James Mackay

By Ryan Hooper, PA Chief Reporter

A priest who has spent weeks at the bedside of coronavirus patients at the maiden Nightingale hospital has set up a 24-hour chaplaincy system to help tend to the religious needs of the seriously ill and their families.

Father James Mackay, who was raised in east London near where the temporary NHS hospital stands, said he was compelled to help at the ExCeL the moment he heard it was being converted into an overflow health facility for coronavirus patients.

He said he and his colleagues had been called on to read the last rites for patients and carry out baptisms, as well as spending time with those battling the virus.

He added that the extremity of the situation was taking a toll on him and his colleagues.

Mr Mackay, 40, told the PA news agency: “Death is a reality in this situation and we are there for people when sometimes, sadly, the inevitable happens.

“It does take its toll on us, I’m not going to lie.

“It’s kind of part of the job, as priests we are often going into hospitals but in this environment it’s slightly more concentrated, it’s every day.

“There’s a danger you don’t attend to your own emotional needs. I think what happens then is exhaustion – I get to the end of the day and I’m tired.

“My emotional and mental wellbeing needs to be taken care of, and that’s why conversations with brother priests is so important at this time.”

Mr Mackay, parish priest of Our Lady of Walsingham, Royal Docks, has arranged a team of nine priests, with at least one in the pop-up hospital from 9am until 5pm each day.

Outside of those hours, the priests operate an on-call system to respond to requests from patients’ families.

He said: “The on-call system is working beautifully at the moment.

“A priest called me at 10am – it wasn’t his day on – and said he got a call for a patient at 4am.

“It meant so much to the family member that a priest was there giving the last rites and was able to be there in that patient’s final moments.”

Mr Mackay said he and his colleagues had been inundated with requests for their time since they began attending.
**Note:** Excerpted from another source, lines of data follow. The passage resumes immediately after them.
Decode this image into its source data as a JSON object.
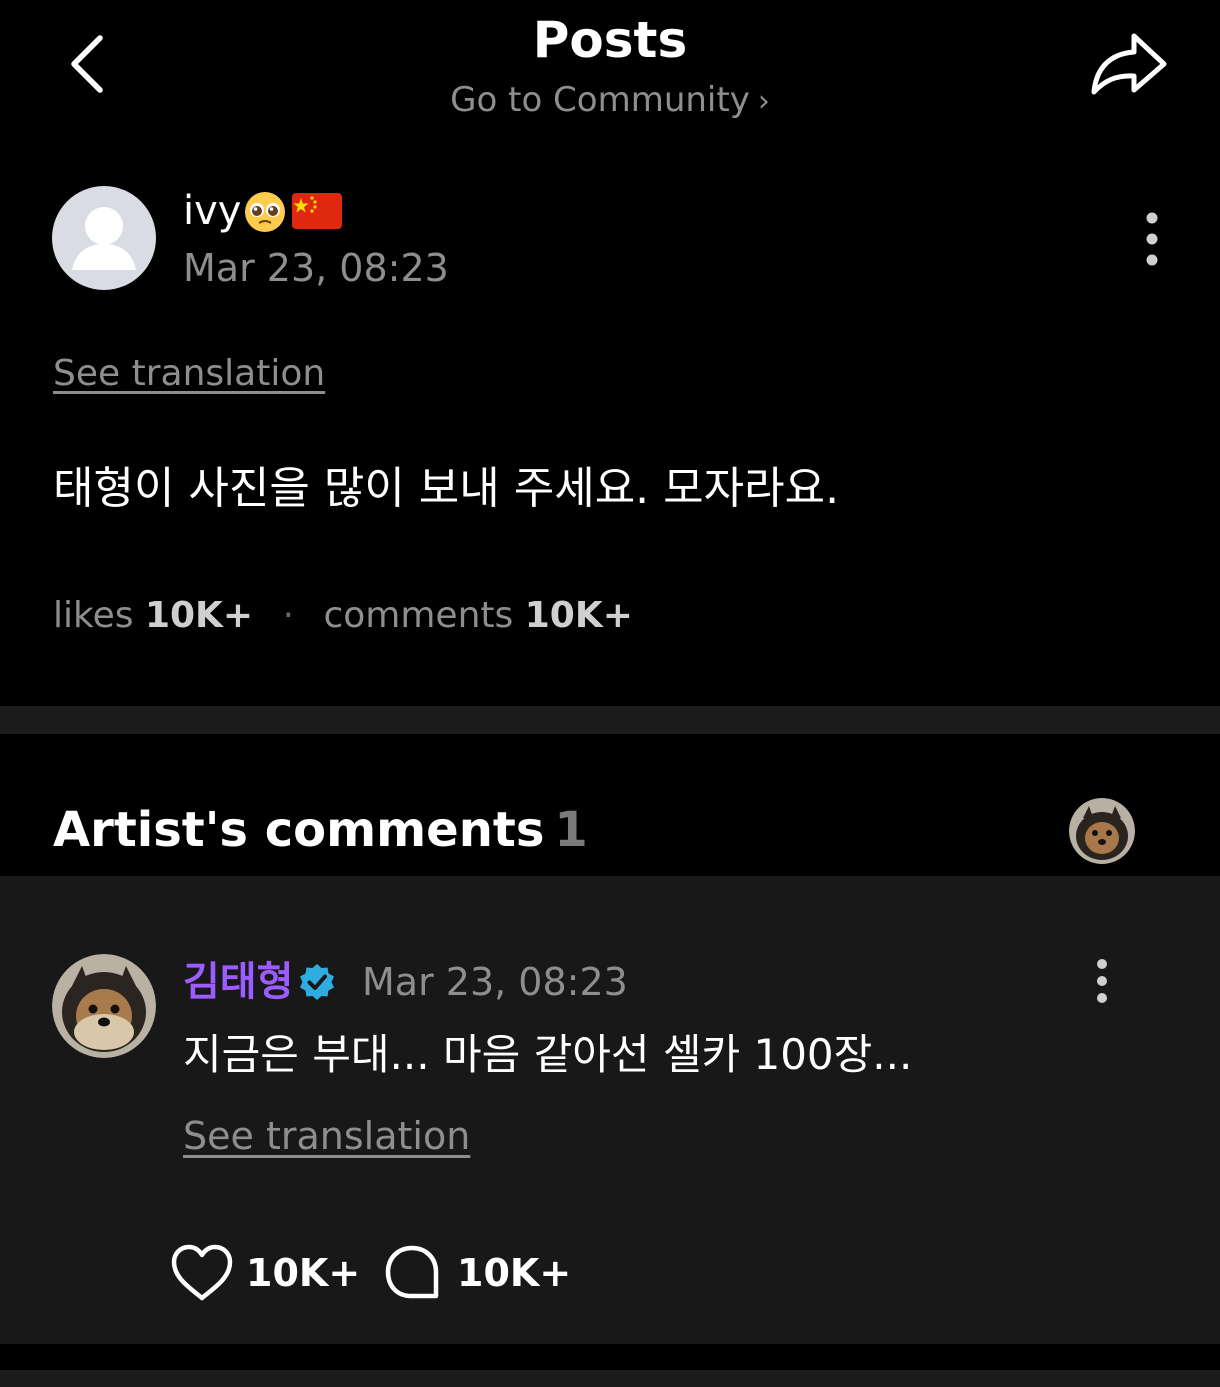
{
  "header": {
    "title": "Posts",
    "subtitle": "Go to Community",
    "back_icon": "chevron-left-icon",
    "share_icon": "share-icon"
  },
  "post": {
    "author": "ivy",
    "author_emoji": "pleading-face",
    "author_flag": "china-flag",
    "date": "Mar 23, 08:23",
    "see_translation": "See translation",
    "body": "태형이 사진을 많이 보내 주세요. 모자라요.",
    "likes_label": "likes",
    "likes_count": "10K+",
    "comments_label": "comments",
    "comments_count": "10K+"
  },
  "artist_comments": {
    "title": "Artist's comments",
    "count": "1",
    "comment": {
      "author": "김태형",
      "verified": true,
      "date": "Mar 23, 08:23",
      "body": "지금은 부대... 마음 같아선 셀카 100장...",
      "see_translation": "See translation",
      "like_count": "10K+",
      "reply_count": "10K+"
    }
  },
  "colors": {
    "background": "#000000",
    "panel": "#181818",
    "divider": "#1c1c1c",
    "muted_text": "#8e8e8e",
    "artist_name": "#9d5cff",
    "verified_badge": "#2eaee0",
    "flag_red": "#de2910",
    "flag_star": "#ffde00"
  }
}
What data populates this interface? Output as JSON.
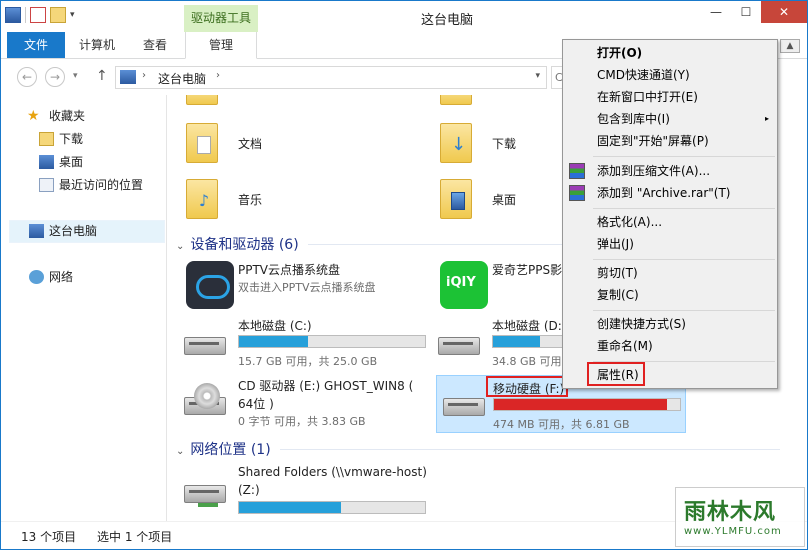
{
  "window": {
    "title": "这台电脑",
    "contextual_tab_group": "驱动器工具",
    "controls": {
      "minimize": "—",
      "maximize": "☐",
      "close": "✕"
    }
  },
  "ribbon": {
    "tabs": [
      {
        "label": "文件",
        "active": true
      },
      {
        "label": "计算机"
      },
      {
        "label": "查看"
      },
      {
        "label": "管理"
      }
    ]
  },
  "nav": {
    "back": "←",
    "forward": "→",
    "dropdown": "▾",
    "up": "↑",
    "address": {
      "separator": "›",
      "location": "这台电脑",
      "dropdown": "▾"
    },
    "search_stub": "C"
  },
  "sidebar": {
    "items": [
      {
        "label": "收藏夹",
        "icon": "star-icon",
        "level": 0
      },
      {
        "label": "下载",
        "icon": "downloads-folder-icon",
        "level": 1
      },
      {
        "label": "桌面",
        "icon": "desktop-icon",
        "level": 1
      },
      {
        "label": "最近访问的位置",
        "icon": "recent-places-icon",
        "level": 1
      },
      {
        "label": "这台电脑",
        "icon": "computer-icon",
        "level": 0,
        "selected": true
      },
      {
        "label": "网络",
        "icon": "network-icon",
        "level": 0
      }
    ]
  },
  "folders": [
    {
      "label": "文档",
      "icon": "documents-folder-icon"
    },
    {
      "label": "下载",
      "icon": "downloads-folder-icon"
    },
    {
      "label": "音乐",
      "icon": "music-folder-icon"
    },
    {
      "label": "桌面",
      "icon": "desktop-folder-icon"
    }
  ],
  "groups": {
    "devices": {
      "chevron": "⌄",
      "label": "设备和驱动器 (6)"
    },
    "network": {
      "chevron": "⌄",
      "label": "网络位置 (1)"
    }
  },
  "drives": [
    {
      "name": "PPTV云点播系统盘",
      "sub": "双击进入PPTV云点播系统盘",
      "icon": "pptv-icon"
    },
    {
      "name": "爱奇艺PPS影",
      "icon": "iqiyi-icon"
    },
    {
      "name": "本地磁盘 (C:)",
      "free": "15.7 GB 可用，共 25.0 GB",
      "used_fraction": 0.37,
      "icon": "hard-drive-icon"
    },
    {
      "name": "本地磁盘 (D:",
      "free": "34.8 GB 可用，",
      "used_fraction": 0.25,
      "icon": "hard-drive-icon"
    },
    {
      "name": "CD 驱动器 (E:) GHOST_WIN8 (",
      "name2": "64位 )",
      "free": "0 字节 可用，共 3.83 GB",
      "icon": "cd-drive-icon"
    },
    {
      "name": "移动硬盘 (F:)",
      "free": "474 MB 可用，共 6.81 GB",
      "used_fraction": 0.93,
      "selected": true,
      "icon": "removable-drive-icon"
    }
  ],
  "network_locations": [
    {
      "name": "Shared Folders (\\\\vmware-host)",
      "name2": "(Z:)",
      "used_fraction": 0.55,
      "icon": "network-drive-icon"
    }
  ],
  "context_menu": {
    "items": [
      {
        "label": "打开(O)",
        "bold": true
      },
      {
        "label": "CMD快速通道(Y)"
      },
      {
        "label": "在新窗口中打开(E)"
      },
      {
        "label": "包含到库中(I)",
        "submenu": "▸"
      },
      {
        "label": "固定到\"开始\"屏幕(P)"
      },
      {
        "label": "添加到压缩文件(A)...",
        "icon": "winrar-icon"
      },
      {
        "label": "添加到 \"Archive.rar\"(T)",
        "icon": "winrar-icon"
      },
      {
        "label": "格式化(A)..."
      },
      {
        "label": "弹出(J)"
      },
      {
        "label": "剪切(T)"
      },
      {
        "label": "复制(C)"
      },
      {
        "label": "创建快捷方式(S)"
      },
      {
        "label": "重命名(M)"
      },
      {
        "label": "属性(R)",
        "highlighted": true
      }
    ]
  },
  "scroll_up": "▲",
  "status": {
    "item_count": "13 个项目",
    "selected_count": "选中 1 个项目"
  },
  "watermark": {
    "logo": "雨林木风",
    "sub": "www.YLMFU.com"
  },
  "colors": {
    "accent": "#1979ca",
    "selection": "#cce8ff",
    "bar_blue": "#26a0da",
    "bar_red": "#da2626",
    "highlight": "#e02020"
  }
}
He said: “This is the thing at the hospital – religious practice is a reflection of society in general, it’s not necessarily top of everyone’s list.
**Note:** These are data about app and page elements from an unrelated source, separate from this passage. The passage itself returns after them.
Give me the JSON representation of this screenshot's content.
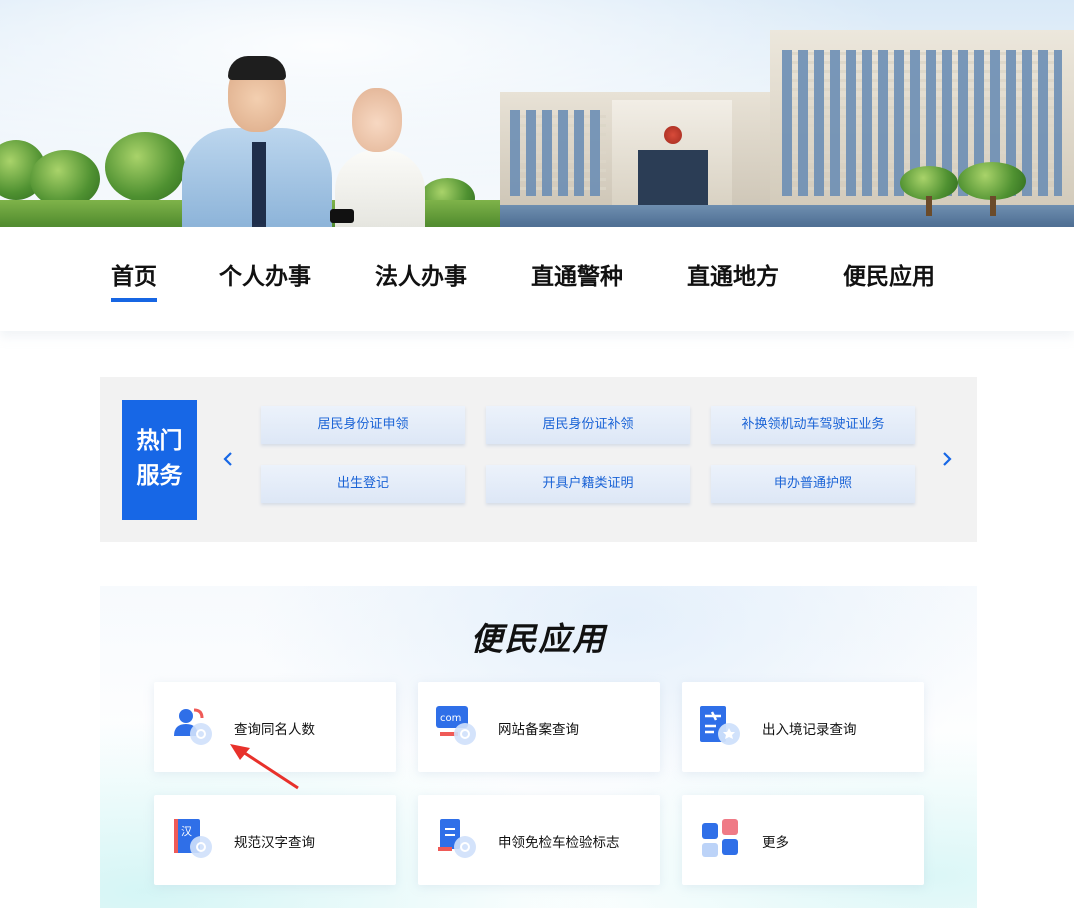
{
  "nav": {
    "items": [
      {
        "label": "首页",
        "active": true
      },
      {
        "label": "个人办事",
        "active": false
      },
      {
        "label": "法人办事",
        "active": false
      },
      {
        "label": "直通警种",
        "active": false
      },
      {
        "label": "直通地方",
        "active": false
      },
      {
        "label": "便民应用",
        "active": false
      }
    ],
    "accent_color": "#1766e3"
  },
  "hot_services": {
    "label_line1": "热门",
    "label_line2": "服务",
    "prev_icon": "chevron-left-icon",
    "next_icon": "chevron-right-icon",
    "items": [
      "居民身份证申领",
      "居民身份证补领",
      "补换领机动车驾驶证业务",
      "出生登记",
      "开具户籍类证明",
      "申办普通护照"
    ],
    "label_bg": "#1767e6"
  },
  "convenience": {
    "title": "便民应用",
    "cards": [
      {
        "label": "查询同名人数",
        "icon": "people-search-icon"
      },
      {
        "label": "网站备案查询",
        "icon": "website-com-icon"
      },
      {
        "label": "出入境记录查询",
        "icon": "airplane-record-icon"
      },
      {
        "label": "规范汉字查询",
        "icon": "chinese-book-icon"
      },
      {
        "label": "申领免检车检验标志",
        "icon": "vehicle-document-icon"
      },
      {
        "label": "更多",
        "icon": "grid-more-icon"
      }
    ]
  },
  "annotation": {
    "icon": "red-arrow-icon",
    "color": "#e8312b"
  }
}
“I was walking down the concourse at the Nightingale last time I was in and I was stopped five times. Four out of those five times they started with, ‘I’m not religious, but…’
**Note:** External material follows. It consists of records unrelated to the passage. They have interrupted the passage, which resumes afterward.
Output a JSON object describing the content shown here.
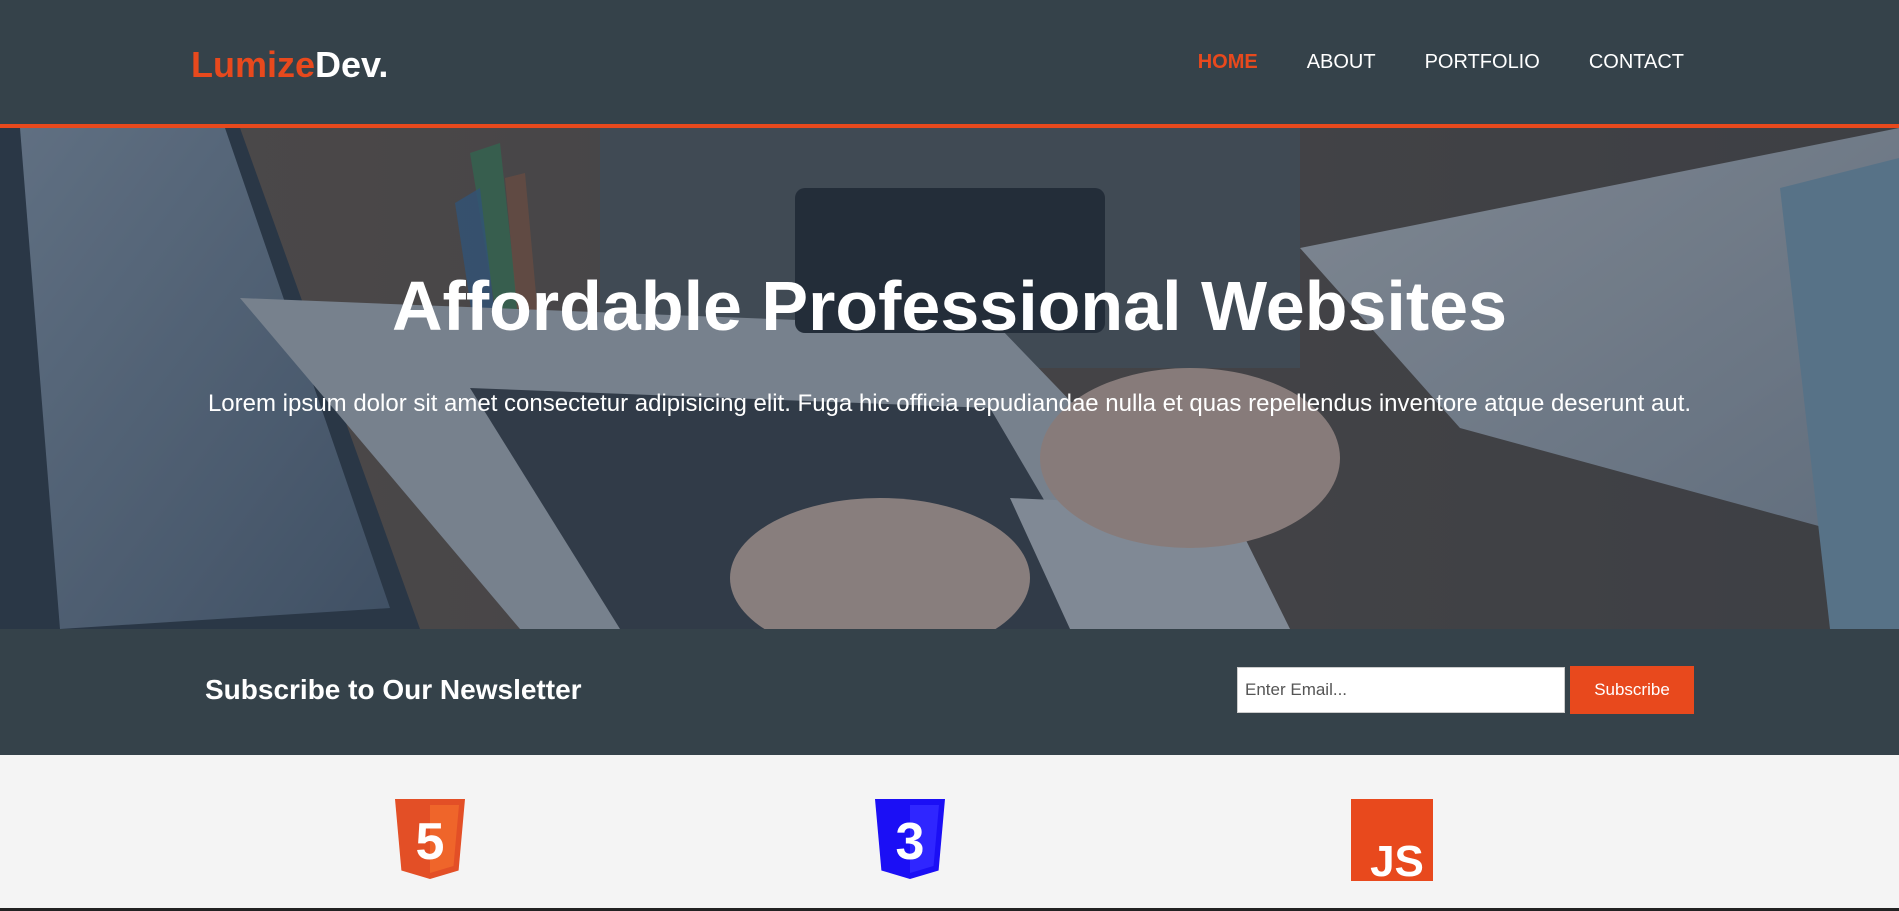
{
  "brand": {
    "highlight": "Lumize",
    "rest": "Dev."
  },
  "nav": {
    "items": [
      {
        "label": "HOME",
        "active": true
      },
      {
        "label": "ABOUT",
        "active": false
      },
      {
        "label": "PORTFOLIO",
        "active": false
      },
      {
        "label": "CONTACT",
        "active": false
      }
    ]
  },
  "hero": {
    "title": "Affordable Professional Websites",
    "text": "Lorem ipsum dolor sit amet consectetur adipisicing elit. Fuga hic officia repudiandae nulla et quas repellendus inventore atque deserunt aut."
  },
  "newsletter": {
    "title": "Subscribe to Our Newsletter",
    "email_placeholder": "Enter Email...",
    "button_label": "Subscribe"
  },
  "logos": {
    "html": {
      "icon": "html5-logo-icon",
      "digit": "5"
    },
    "css": {
      "icon": "css3-logo-icon",
      "digit": "3"
    },
    "js": {
      "icon": "javascript-logo-icon",
      "text": "JS"
    }
  },
  "colors": {
    "accent": "#e8491d",
    "header_bg": "#35424a",
    "body_bg": "#f4f4f4",
    "html5_orange": "#e34f26",
    "css3_blue": "#1b0ff5",
    "js_orange": "#e8491d"
  }
}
“I think that engagement in conversation with someone who is a symbol of perhaps the transcendent, something outside of this pressurised environment, is proving so important for people spiritually and psychologically.

“I can’t move now without a conversation starting up. It is so important for us to be present in this way.”